I want cell phones to go away, though, when others around me forget their manners when using their phones. How many times have you thought you heard someone nearby speaking to you only to discover that he or she was carrying on a loud conversation on his or her cell phone? This can happen anywhere, outdoors on a public sidewalk, in stores, gyms, hospitals, hotel lobbies, elevators, anywhere others can hear every word you’re saying, and don’t wish to hear any of it.
Yes, I know. I’m presuming to impose my own rules for the phone manners of others. I’ve started, so I might as well keep going. When you enter a theater, concert hall, place of worship, funeral home, any public place where respectful silence is called for, for heaven’s sake, turn off your phone outside the place, BEFORE you enter. This has to do with respect for others.
So does this: Never talk on your phone while driving. Yes, I mean never. Your argument favoring hands-free phone conversations fails to convince me. I believe the public safety statistics that demonstrate the inescapable fact that the distraction of the conversation, not the holding of a device in one’s hand, is what causes all of those crashes, many of them fatal. This applies to you, everywhere you drive a motor vehicle, unless you’re driving your own tractor in the middle of a field with no other vehicle in sight.

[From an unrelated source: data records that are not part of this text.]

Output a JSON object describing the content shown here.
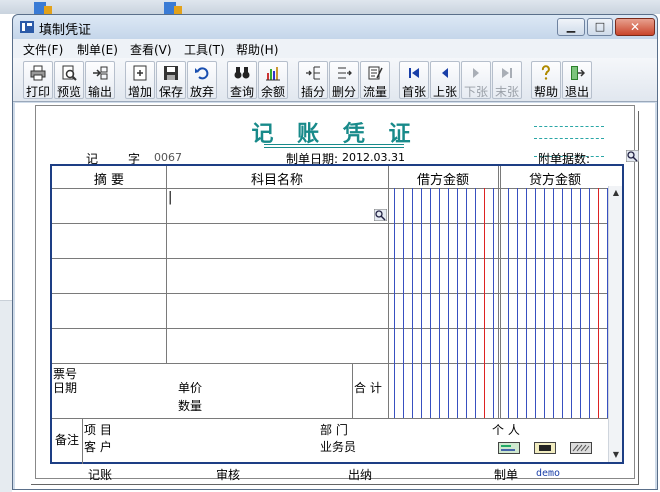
{
  "window": {
    "title": "填制凭证"
  },
  "menu": [
    {
      "label": "文件(F)"
    },
    {
      "label": "制单(E)"
    },
    {
      "label": "查看(V)"
    },
    {
      "label": "工具(T)"
    },
    {
      "label": "帮助(H)"
    }
  ],
  "toolbar": [
    {
      "label": "打印",
      "icon": "printer-icon"
    },
    {
      "label": "预览",
      "icon": "preview-icon"
    },
    {
      "label": "输出",
      "icon": "export-icon"
    },
    {
      "label": "增加",
      "icon": "add-icon"
    },
    {
      "label": "保存",
      "icon": "save-icon"
    },
    {
      "label": "放弃",
      "icon": "undo-icon"
    },
    {
      "label": "查询",
      "icon": "binoculars-icon"
    },
    {
      "label": "余额",
      "icon": "balance-chart-icon"
    },
    {
      "label": "插分",
      "icon": "insert-row-icon"
    },
    {
      "label": "删分",
      "icon": "delete-row-icon"
    },
    {
      "label": "流量",
      "icon": "cashflow-icon"
    },
    {
      "label": "首张",
      "icon": "first-record-icon"
    },
    {
      "label": "上张",
      "icon": "prev-record-icon"
    },
    {
      "label": "下张",
      "icon": "next-record-icon"
    },
    {
      "label": "末张",
      "icon": "last-record-icon"
    },
    {
      "label": "帮助",
      "icon": "help-icon"
    },
    {
      "label": "退出",
      "icon": "exit-icon"
    }
  ],
  "voucher": {
    "heading": "记 账 凭 证",
    "type_label": "记",
    "zi_label": "字",
    "number": "0067",
    "date_label": "制单日期:",
    "date": "2012.03.31",
    "attachments_label": "附单据数:",
    "columns": {
      "summary": "摘 要",
      "account": "科目名称",
      "debit": "借方金额",
      "credit": "贷方金额"
    },
    "bottom": {
      "ticket_no": "票号",
      "date": "日期",
      "unit_price": "单价",
      "quantity": "数量",
      "total": "合 计",
      "remark": "备注",
      "project": "项  目",
      "customer": "客  户",
      "department": "部  门",
      "salesperson": "业务员",
      "person": "个  人"
    },
    "footer": {
      "posted_by": "记账",
      "audited_by": "审核",
      "cashier": "出纳",
      "prepared_by": "制单",
      "preparer_name": "demo"
    }
  },
  "colors": {
    "heading": "#188a8a",
    "grid_border": "#1d3e84",
    "amount_line": "#3850c0",
    "amount_red": "#d22222"
  }
}
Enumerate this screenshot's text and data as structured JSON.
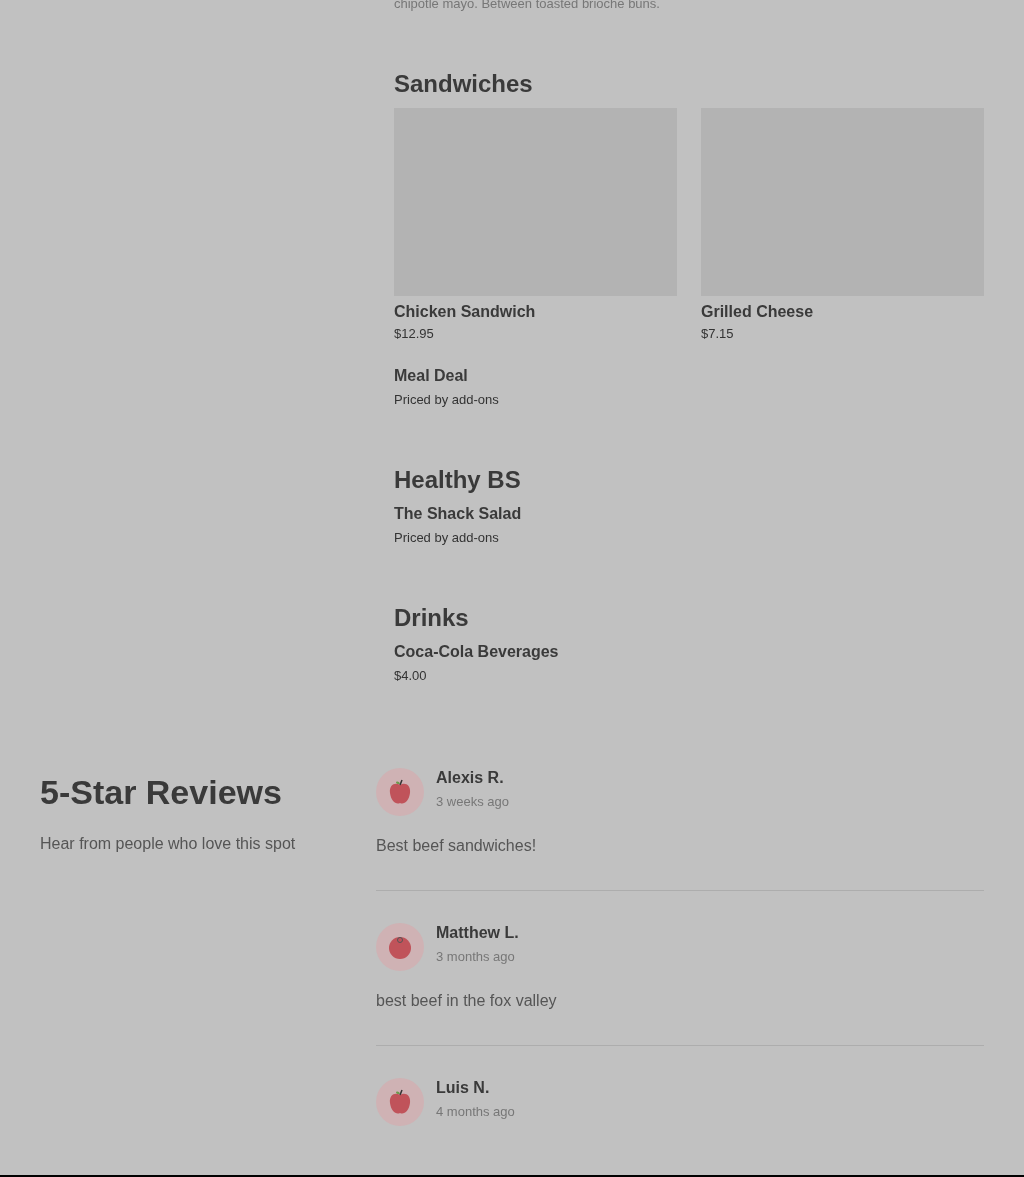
{
  "intro_text": "chipotle mayo. Between toasted brioche buns.",
  "menu_sections": [
    {
      "title": "Sandwiches",
      "items": [
        {
          "kind": "card",
          "name": "Chicken Sandwich",
          "price": "$12.95"
        },
        {
          "kind": "card",
          "name": "Grilled Cheese",
          "price": "$7.15"
        },
        {
          "kind": "row",
          "name": "Meal Deal",
          "price": "Priced by add-ons"
        }
      ]
    },
    {
      "title": "Healthy BS",
      "items": [
        {
          "kind": "row",
          "name": "The Shack Salad",
          "price": "Priced by add-ons"
        }
      ]
    },
    {
      "title": "Drinks",
      "items": [
        {
          "kind": "row",
          "name": "Coca-Cola Beverages",
          "price": "$4.00"
        }
      ]
    }
  ],
  "reviews": {
    "title": "5-Star Reviews",
    "subtitle": "Hear from people who love this spot",
    "items": [
      {
        "kind": "apple",
        "name": "Alexis R.",
        "time": "3 weeks ago",
        "text": "Best beef sandwiches!"
      },
      {
        "kind": "tomato",
        "name": "Matthew L.",
        "time": "3 months ago",
        "text": "best beef in the fox valley"
      },
      {
        "kind": "apple",
        "name": "Luis N.",
        "time": "4 months ago"
      }
    ]
  }
}
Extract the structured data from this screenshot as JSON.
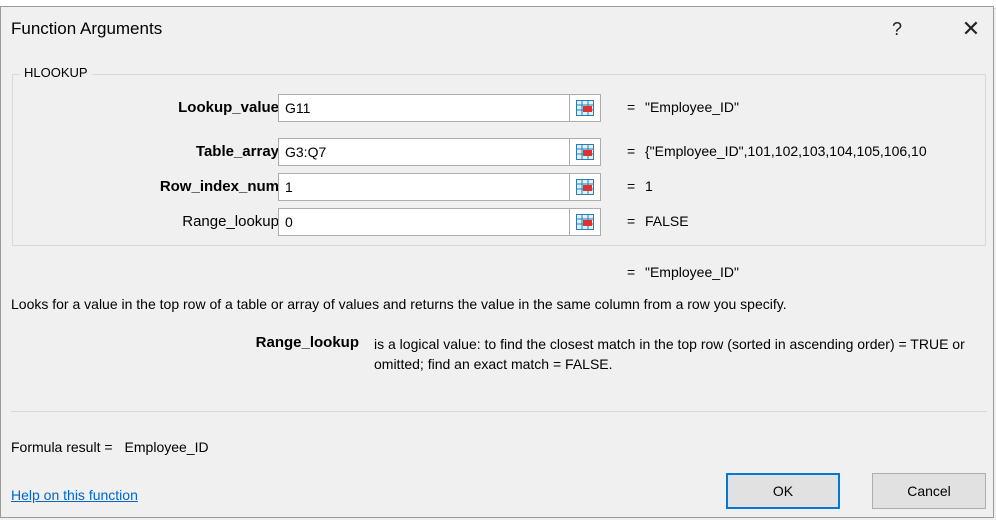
{
  "background": {
    "text": ""
  },
  "dialog": {
    "title": "Function Arguments",
    "help_glyph": "?",
    "close_glyph": "✕"
  },
  "function": {
    "name": "HLOOKUP",
    "arguments": [
      {
        "label": "Lookup_value",
        "bold": true,
        "value": "G11",
        "result": "\"Employee_ID\""
      },
      {
        "label": "Table_array",
        "bold": true,
        "value": "G3:Q7",
        "result": "{\"Employee_ID\",101,102,103,104,105,106,10"
      },
      {
        "label": "Row_index_num",
        "bold": true,
        "value": "1",
        "result": "1"
      },
      {
        "label": "Range_lookup",
        "bold": false,
        "value": "0",
        "result": "FALSE"
      }
    ],
    "equals": "=",
    "overall_result": "\"Employee_ID\"",
    "description": "Looks for a value in the top row of a table or array of values and returns the value in the same column from a row you specify.",
    "selected_arg_name": "Range_lookup",
    "selected_arg_description": "is a logical value: to find the closest match in the top row (sorted in ascending order) = TRUE or omitted; find an exact match = FALSE."
  },
  "footer": {
    "formula_result_label": "Formula result =",
    "formula_result_value": "Employee_ID",
    "help_link": "Help on this function",
    "ok_label": "OK",
    "cancel_label": "Cancel"
  },
  "icons": {
    "ref_button": "collapse-dialog-icon"
  },
  "colors": {
    "link": "#0066cc",
    "default_button_border": "#0078d7"
  }
}
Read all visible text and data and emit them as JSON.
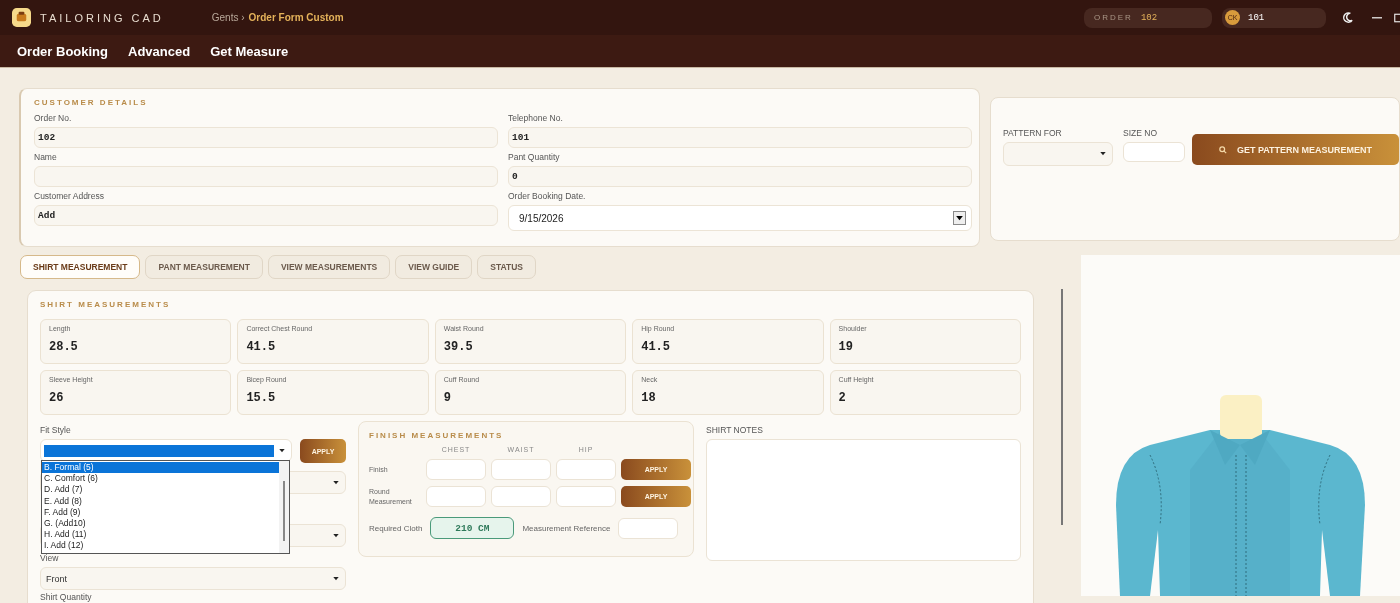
{
  "app": {
    "name": "TAILORING CAD",
    "breadcrumb": {
      "parent": "Gents ›",
      "current": "Order Form Custom"
    },
    "order_badge": {
      "label": "ORDER",
      "value": "102"
    },
    "user_badge": {
      "initials": "CK",
      "value": "101"
    }
  },
  "nav": [
    {
      "label": "Order Booking"
    },
    {
      "label": "Advanced"
    },
    {
      "label": "Get Measure"
    }
  ],
  "customer": {
    "title": "CUSTOMER DETAILS",
    "fields": [
      {
        "label": "Order No.",
        "value": "102",
        "kind": "text"
      },
      {
        "label": "Telephone No.",
        "value": "101",
        "kind": "text"
      },
      {
        "label": "Name",
        "kind": "text"
      },
      {
        "label": "Pant Quantity",
        "value": "0",
        "kind": "text"
      },
      {
        "label": "Customer Address",
        "value": "Add",
        "kind": "text"
      },
      {
        "label": "Order Booking Date.",
        "value": "9/15/2026",
        "kind": "date"
      }
    ]
  },
  "pattern": {
    "fields": [
      {
        "label": "PATTERN FOR",
        "kind": "select"
      },
      {
        "label": "SIZE NO",
        "kind": "input"
      }
    ],
    "button": "GET PATTERN MEASUREMENT"
  },
  "tabs": [
    {
      "label": "SHIRT MEASUREMENT",
      "selected": true
    },
    {
      "label": "PANT MEASUREMENT",
      "selected": false
    },
    {
      "label": "VIEW MEASUREMENTS",
      "selected": false
    },
    {
      "label": "VIEW GUIDE",
      "selected": false
    },
    {
      "label": "STATUS",
      "selected": false
    }
  ],
  "shirt": {
    "title": "SHIRT MEASUREMENTS",
    "measurements": [
      {
        "label": "Length",
        "value": "28.5"
      },
      {
        "label": "Correct Chest Round",
        "value": "41.5"
      },
      {
        "label": "Waist  Round",
        "value": "39.5"
      },
      {
        "label": "Hip Round",
        "value": "41.5"
      },
      {
        "label": "Shoulder",
        "value": "19"
      },
      {
        "label": "Sleeve Height",
        "value": "26"
      },
      {
        "label": "Bicep  Round",
        "value": "15.5"
      },
      {
        "label": "Cuff Round",
        "value": "9"
      },
      {
        "label": "Neck",
        "value": "18"
      },
      {
        "label": "Cuff Height",
        "value": "2"
      }
    ],
    "fit_style": {
      "label": "Fit Style",
      "open": true,
      "apply": "APPLY",
      "options": [
        {
          "label": "B. Formal (5)",
          "selected": true
        },
        {
          "label": "C. Comfort (6)",
          "selected": false
        },
        {
          "label": "D. Add (7)",
          "selected": false
        },
        {
          "label": "E. Add (8)",
          "selected": false
        },
        {
          "label": "F. Add (9)",
          "selected": false
        },
        {
          "label": "G. (Add10)",
          "selected": false
        },
        {
          "label": "H. Add (11)",
          "selected": false
        },
        {
          "label": "I. Add (12)",
          "selected": false
        }
      ]
    },
    "view": {
      "label": "View",
      "value": "Front"
    },
    "shirt_quantity_label": "Shirt Quantity"
  },
  "finish": {
    "title": "FINISH MEASUREMENTS",
    "columns": [
      "CHEST",
      "WAIST",
      "HIP"
    ],
    "rows": [
      {
        "label": "Finish",
        "button": "APPLY"
      },
      {
        "label": "Round Measurement",
        "button": "APPLY"
      }
    ],
    "required_cloth": {
      "label": "Required Cloth",
      "value": "210 CM"
    },
    "reference_label": "Measurement Reference"
  },
  "notes": {
    "label": "SHIRT NOTES"
  }
}
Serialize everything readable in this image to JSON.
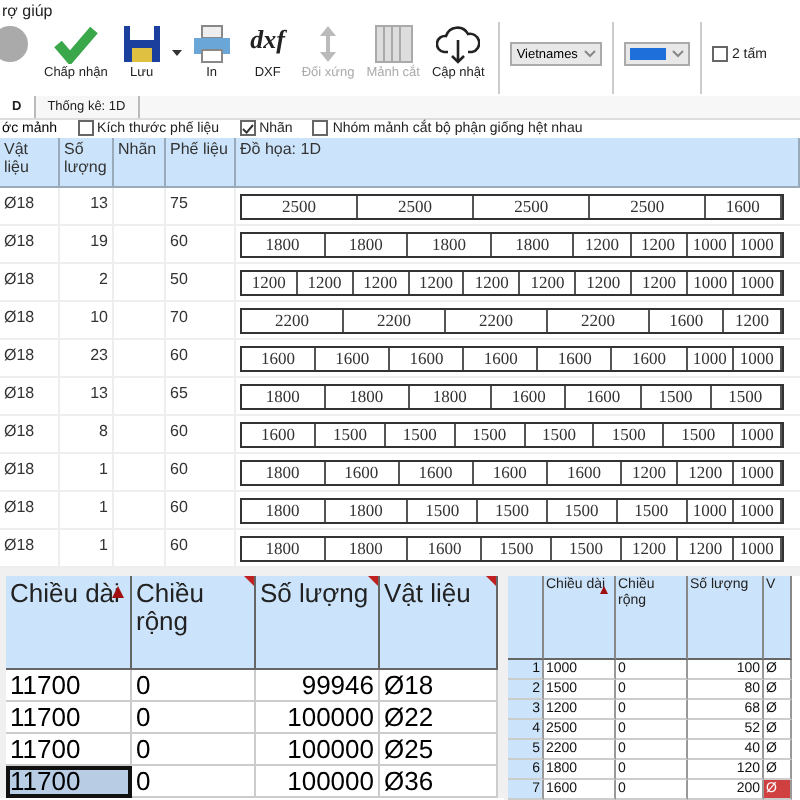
{
  "menu": {
    "label": "rợ giúp"
  },
  "toolbar": [
    {
      "kind": "circle",
      "disabled": true
    },
    {
      "kind": "check",
      "label": "Chấp nhận",
      "disabled": false
    },
    {
      "kind": "save",
      "label": "Lưu",
      "disabled": false
    },
    {
      "kind": "print",
      "label": "In",
      "disabled": false
    },
    {
      "kind": "dxf",
      "icon_text": "dxf",
      "label": "DXF",
      "disabled": false
    },
    {
      "kind": "mirror",
      "label": "Đối xứng",
      "disabled": true
    },
    {
      "kind": "grid",
      "label": "Mảnh cắt",
      "disabled": true
    },
    {
      "kind": "cloud",
      "label": "Cập nhật",
      "disabled": false
    }
  ],
  "language_select": {
    "value": "Vietnames"
  },
  "color_select": {
    "color": "#1e6fd9"
  },
  "two_sheets": {
    "label": "2 tấm",
    "checked": false
  },
  "tabs": [
    {
      "label": "D",
      "selected": true
    },
    {
      "label": "Thống kê: 1D",
      "selected": false
    }
  ],
  "options": [
    {
      "label": "ớc mảnh",
      "kind": "text"
    },
    {
      "label": "Kích thước phế liệu",
      "kind": "checkbox",
      "checked": false
    },
    {
      "label": "Nhãn",
      "kind": "checkbox",
      "checked": true
    },
    {
      "label": "Nhóm mảnh cắt bộ phận giống hệt nhau",
      "kind": "checkbox",
      "checked": false
    }
  ],
  "pattern_table": {
    "columns": [
      "Vật liệu",
      "Số lượng",
      "Nhãn",
      "Phế liệu",
      "Đồ họa: 1D"
    ],
    "rows": [
      {
        "material": "Ø18",
        "quantity": "13",
        "label": "",
        "waste": "75",
        "pieces": [
          "2500",
          "2500",
          "2500",
          "2500",
          "1600"
        ]
      },
      {
        "material": "Ø18",
        "quantity": "19",
        "label": "",
        "waste": "60",
        "pieces": [
          "1800",
          "1800",
          "1800",
          "1800",
          "1200",
          "1200",
          "1000",
          "1000"
        ]
      },
      {
        "material": "Ø18",
        "quantity": "2",
        "label": "",
        "waste": "50",
        "pieces": [
          "1200",
          "1200",
          "1200",
          "1200",
          "1200",
          "1200",
          "1200",
          "1200",
          "1000",
          "1000"
        ]
      },
      {
        "material": "Ø18",
        "quantity": "10",
        "label": "",
        "waste": "70",
        "pieces": [
          "2200",
          "2200",
          "2200",
          "2200",
          "1600",
          "1200"
        ]
      },
      {
        "material": "Ø18",
        "quantity": "23",
        "label": "",
        "waste": "60",
        "pieces": [
          "1600",
          "1600",
          "1600",
          "1600",
          "1600",
          "1600",
          "1000",
          "1000"
        ]
      },
      {
        "material": "Ø18",
        "quantity": "13",
        "label": "",
        "waste": "65",
        "pieces": [
          "1800",
          "1800",
          "1800",
          "1600",
          "1600",
          "1500",
          "1500"
        ]
      },
      {
        "material": "Ø18",
        "quantity": "8",
        "label": "",
        "waste": "60",
        "pieces": [
          "1600",
          "1500",
          "1500",
          "1500",
          "1500",
          "1500",
          "1500",
          "1000"
        ]
      },
      {
        "material": "Ø18",
        "quantity": "1",
        "label": "",
        "waste": "60",
        "pieces": [
          "1800",
          "1600",
          "1600",
          "1600",
          "1600",
          "1200",
          "1200",
          "1000"
        ]
      },
      {
        "material": "Ø18",
        "quantity": "1",
        "label": "",
        "waste": "60",
        "pieces": [
          "1800",
          "1800",
          "1500",
          "1500",
          "1500",
          "1500",
          "1000",
          "1000"
        ]
      },
      {
        "material": "Ø18",
        "quantity": "1",
        "label": "",
        "waste": "60",
        "pieces": [
          "1800",
          "1800",
          "1600",
          "1500",
          "1500",
          "1200",
          "1200",
          "1000"
        ]
      }
    ]
  },
  "stock_table": {
    "columns": [
      "Chiều dài",
      "Chiều rộng",
      "Số lượng",
      "Vật liệu"
    ],
    "rows": [
      {
        "cells": [
          "11700",
          "0",
          "99946",
          "Ø18"
        ],
        "selected": false
      },
      {
        "cells": [
          "11700",
          "0",
          "100000",
          "Ø22"
        ],
        "selected": false
      },
      {
        "cells": [
          "11700",
          "0",
          "100000",
          "Ø25"
        ],
        "selected": false
      },
      {
        "cells": [
          "11700",
          "0",
          "100000",
          "Ø36"
        ],
        "selected": true
      }
    ]
  },
  "parts_table": {
    "columns": [
      "Chiều dài",
      "Chiều rộng",
      "Số lượng",
      "V"
    ],
    "rows": [
      {
        "number": "1",
        "cells": [
          "1000",
          "0",
          "100",
          "Ø"
        ],
        "flagged": false
      },
      {
        "number": "2",
        "cells": [
          "1500",
          "0",
          "80",
          "Ø"
        ],
        "flagged": false
      },
      {
        "number": "3",
        "cells": [
          "1200",
          "0",
          "68",
          "Ø"
        ],
        "flagged": false
      },
      {
        "number": "4",
        "cells": [
          "2500",
          "0",
          "52",
          "Ø"
        ],
        "flagged": false
      },
      {
        "number": "5",
        "cells": [
          "2200",
          "0",
          "40",
          "Ø"
        ],
        "flagged": false
      },
      {
        "number": "6",
        "cells": [
          "1800",
          "0",
          "120",
          "Ø"
        ],
        "flagged": false
      },
      {
        "number": "7",
        "cells": [
          "1600",
          "0",
          "200",
          "Ø"
        ],
        "flagged": true
      }
    ]
  }
}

Texting while driving? Are you out of your mind? Let’s be clear. This is not about you and your precious phone. This is about us, everyone else, all of those other people. If you and I happen to be driving on the same road at the same time, you are putting my life in danger. I find that unacceptable. I prefer not to take that risk. I deserve your full concentration on your driving. We all do. This also applies to your loud conversations in public. We prefer not to listen to your uninvited personal business. Take care of it in private and leave us alone.